For Zach and Jaxsen Hunkapiller, the holidays are always a special time, but for these brothers, they take on even more meaning, because they celebrated their 11th year transplant anniversary on December 5 to treat Chronic Granulomatous Disease (CGD).
Today, Zach, 22, is finishing his last year of law school at Mercer University, and Jaxsen, 19, is exploring his future career options. Meanwhile, their Mother, Dawn Adams, of Douglas, Georgia, savors every moment of the holiday season with them, from gathering around the table for Christmas dinner, to making traditional family goodies, like her peanut butter balls.
These moments become even more precious as Dawn reflects back at what was happening this time of year, when Jaxsen and Zach were both undergoing transplants in 2007. Leading up to this, her sons had faced several life-threatening infections. In fact, Zach had to be life-flighted to Savanah Georgia at seven weeks old to treat a bowel obstruction; this harrowing journey ultimately led to his CGD diagnosis. Meanwhile, Jaxsen was diagnosed in utero. While Dawn had managed their CGD with standard prophylaxis, she was becoming more and more concerned about their future.

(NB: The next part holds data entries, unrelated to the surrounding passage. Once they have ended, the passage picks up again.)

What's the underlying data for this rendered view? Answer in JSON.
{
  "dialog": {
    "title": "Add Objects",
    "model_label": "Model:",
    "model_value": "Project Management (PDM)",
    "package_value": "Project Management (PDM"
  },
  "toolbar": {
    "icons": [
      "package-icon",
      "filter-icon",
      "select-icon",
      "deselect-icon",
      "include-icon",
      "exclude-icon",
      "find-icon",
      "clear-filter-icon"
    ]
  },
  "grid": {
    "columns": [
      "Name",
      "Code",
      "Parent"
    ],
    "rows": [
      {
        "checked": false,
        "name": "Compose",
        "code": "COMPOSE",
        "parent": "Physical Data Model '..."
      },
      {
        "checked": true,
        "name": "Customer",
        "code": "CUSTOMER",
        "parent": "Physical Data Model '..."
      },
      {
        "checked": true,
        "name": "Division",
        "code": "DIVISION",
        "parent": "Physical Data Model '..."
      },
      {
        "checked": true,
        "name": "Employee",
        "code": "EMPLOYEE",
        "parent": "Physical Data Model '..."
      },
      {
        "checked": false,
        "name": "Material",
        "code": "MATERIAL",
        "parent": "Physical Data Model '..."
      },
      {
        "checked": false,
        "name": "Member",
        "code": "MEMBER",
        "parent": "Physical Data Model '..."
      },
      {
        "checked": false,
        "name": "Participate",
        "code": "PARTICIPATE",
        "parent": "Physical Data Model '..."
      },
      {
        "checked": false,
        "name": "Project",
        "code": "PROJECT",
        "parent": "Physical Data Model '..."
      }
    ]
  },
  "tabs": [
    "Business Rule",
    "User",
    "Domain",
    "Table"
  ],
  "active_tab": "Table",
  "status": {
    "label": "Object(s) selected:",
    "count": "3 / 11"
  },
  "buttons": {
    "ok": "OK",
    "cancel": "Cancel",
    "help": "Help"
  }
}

“We kept hearing that gene therapy was right around the corner for years, and if we could just keep them healthy, we’d be okay,” said Dawn. “But as they were getting older, we felt that time was running out.”

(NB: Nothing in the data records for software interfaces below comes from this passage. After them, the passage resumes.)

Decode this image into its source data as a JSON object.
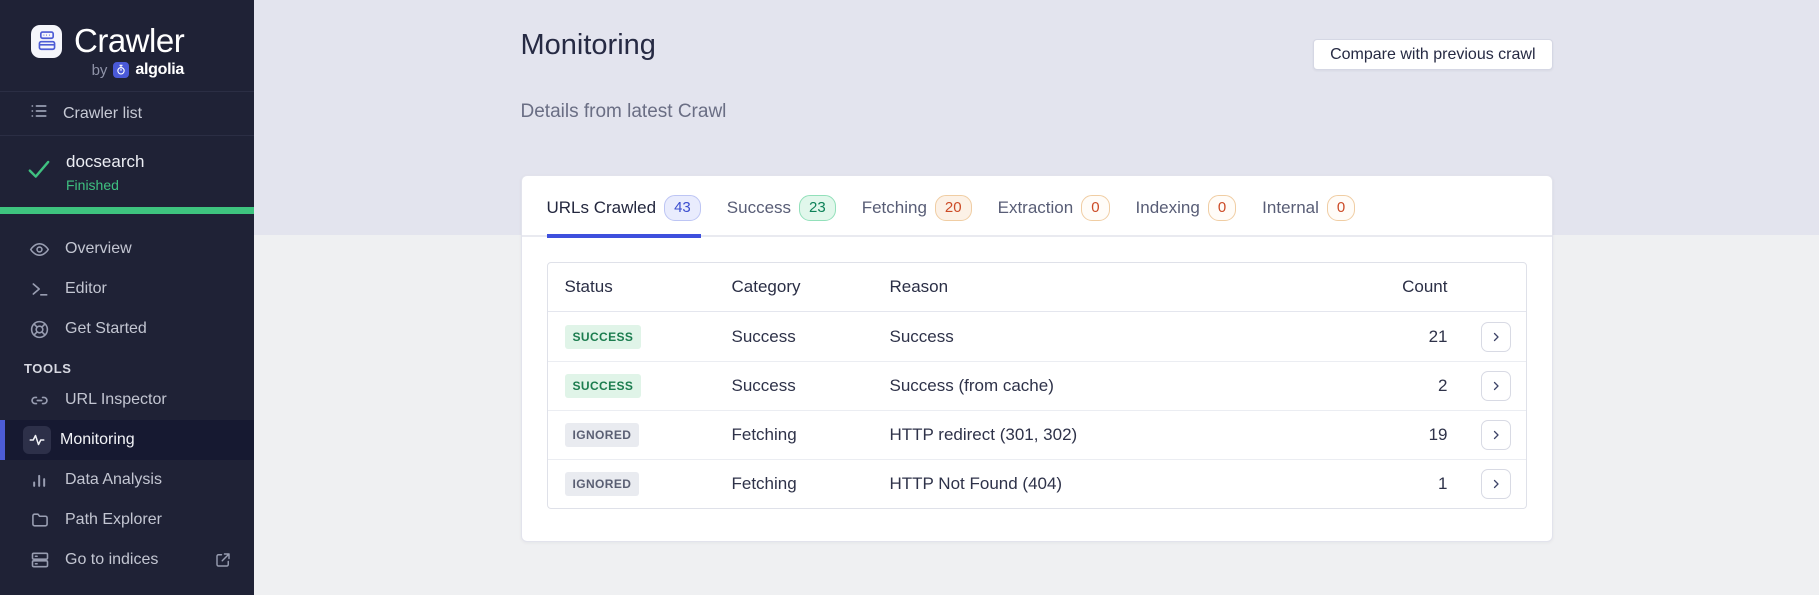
{
  "colors": {
    "sidebar_bg": "#1f2236",
    "sidebar_active_accent": "#4c5cd6",
    "success_green": "#3ec47f",
    "banner_bg": "#e3e4ee",
    "page_bg": "#eff0f2",
    "tab_accent_indigo": "#3e50dd",
    "badge_indigo_text": "#3c4ecf",
    "badge_green_text": "#0e8259",
    "badge_orange_text": "#cc4b27",
    "status_success_text": "#1c7d4f",
    "status_ignored_text": "#5a5f73"
  },
  "icons": {
    "logo": "crawler-logo-icon",
    "brand": "algolia-stopwatch-icon",
    "crawler_list": "list-icon",
    "crawl_status": "check-icon",
    "external": "external-link-icon",
    "row_action": "chevron-right-icon"
  },
  "sidebar": {
    "logo": {
      "title": "Crawler",
      "by": "by",
      "brand": "algolia"
    },
    "crawler_list_label": "Crawler list",
    "crawler": {
      "name": "docsearch",
      "status": "Finished"
    },
    "section_label": "TOOLS",
    "nav": [
      {
        "label": "Overview",
        "icon": "eye-icon"
      },
      {
        "label": "Editor",
        "icon": "terminal-icon"
      },
      {
        "label": "Get Started",
        "icon": "lifebuoy-icon"
      },
      {
        "label": "URL Inspector",
        "icon": "link-icon"
      },
      {
        "label": "Monitoring",
        "icon": "activity-icon",
        "active": true
      },
      {
        "label": "Data Analysis",
        "icon": "bar-chart-icon"
      },
      {
        "label": "Path Explorer",
        "icon": "folder-icon"
      },
      {
        "label": "Go to indices",
        "icon": "indices-icon",
        "external": true
      }
    ]
  },
  "header": {
    "title": "Monitoring",
    "subtitle": "Details from latest Crawl",
    "compare_button": "Compare with previous crawl"
  },
  "tabs": [
    {
      "label": "URLs Crawled",
      "count": "43",
      "variant": "indigo",
      "active": true
    },
    {
      "label": "Success",
      "count": "23",
      "variant": "green",
      "active": false
    },
    {
      "label": "Fetching",
      "count": "20",
      "variant": "orange",
      "active": false
    },
    {
      "label": "Extraction",
      "count": "0",
      "variant": "orange-zero",
      "active": false
    },
    {
      "label": "Indexing",
      "count": "0",
      "variant": "orange-zero",
      "active": false
    },
    {
      "label": "Internal",
      "count": "0",
      "variant": "orange-zero",
      "active": false
    }
  ],
  "table": {
    "headers": {
      "status": "Status",
      "category": "Category",
      "reason": "Reason",
      "count": "Count"
    },
    "rows": [
      {
        "status": "SUCCESS",
        "variant": "success",
        "category": "Success",
        "reason": "Success",
        "count": "21"
      },
      {
        "status": "SUCCESS",
        "variant": "success",
        "category": "Success",
        "reason": "Success (from cache)",
        "count": "2"
      },
      {
        "status": "IGNORED",
        "variant": "ignored",
        "category": "Fetching",
        "reason": "HTTP redirect (301, 302)",
        "count": "19"
      },
      {
        "status": "IGNORED",
        "variant": "ignored",
        "category": "Fetching",
        "reason": "HTTP Not Found (404)",
        "count": "1"
      }
    ]
  }
}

Soon, she began to seriously consider a stem cell transplant for her sons. Yet, both Jaxsen and Zach lacked bone marrow donors; their little sister Erynn was not a match. After researching transplant options, she chose Duke University Hospital, which performed transplants for several diseases with unrelated umbilical cord blood. Although it was a relatively new way to treat CGD at the time, Duke had already had some success using cord blood to treat the disease as well.
Jaxsen and Zach were admitted in November 2007, and while they were discharged in January 2008, they needed to stay close to the hospital for ongoing out-patient treatment until June of that year. While both transplants were ultimately successful, no outcome can be exactly alike, even for brothers. Today, Jaxsen continues to have health issues resulting from his transplant, including arthritis and delayed growth, while Zach has not.
“After having two boys go through transplant, I have seen a wide spectrum of what can happen,” said Dawn, who described her life as being so “fully consumed” with her boys’ care 11 years ago, that she could not remember how to operate the remote control for her television upon returning home to Georgia.
She understands that the hardest part for many parents of children with CGD is deciding whether to move forward with transplant. In addition to the deep fears they have for their children, many are daunted by the unfamiliar responsibilities they will face as primary caregivers in an acute setting. Dawn said she is thankful to the transplant team for spending countless hours educating her on how to care for Zach and Jaxsen throughout the transplant and recovery process. As a result, she said she felt confident that she could handle everything they needed, from central line care to administering their many medications after discharge.
Dawn offers these simple, yet powerful words of advice to help parents prepare for their child’s transplant journey, should they decide to move forward:
“You can do it, and you will do it,” she said.
This content should not be used as a substitute for professional medical advice. In all cases, patients and caregivers should consult their healthcare providers. Each patient’s condition and treatment is unique. The benefits and risks of any treatment should be discussed with the patient’s provider.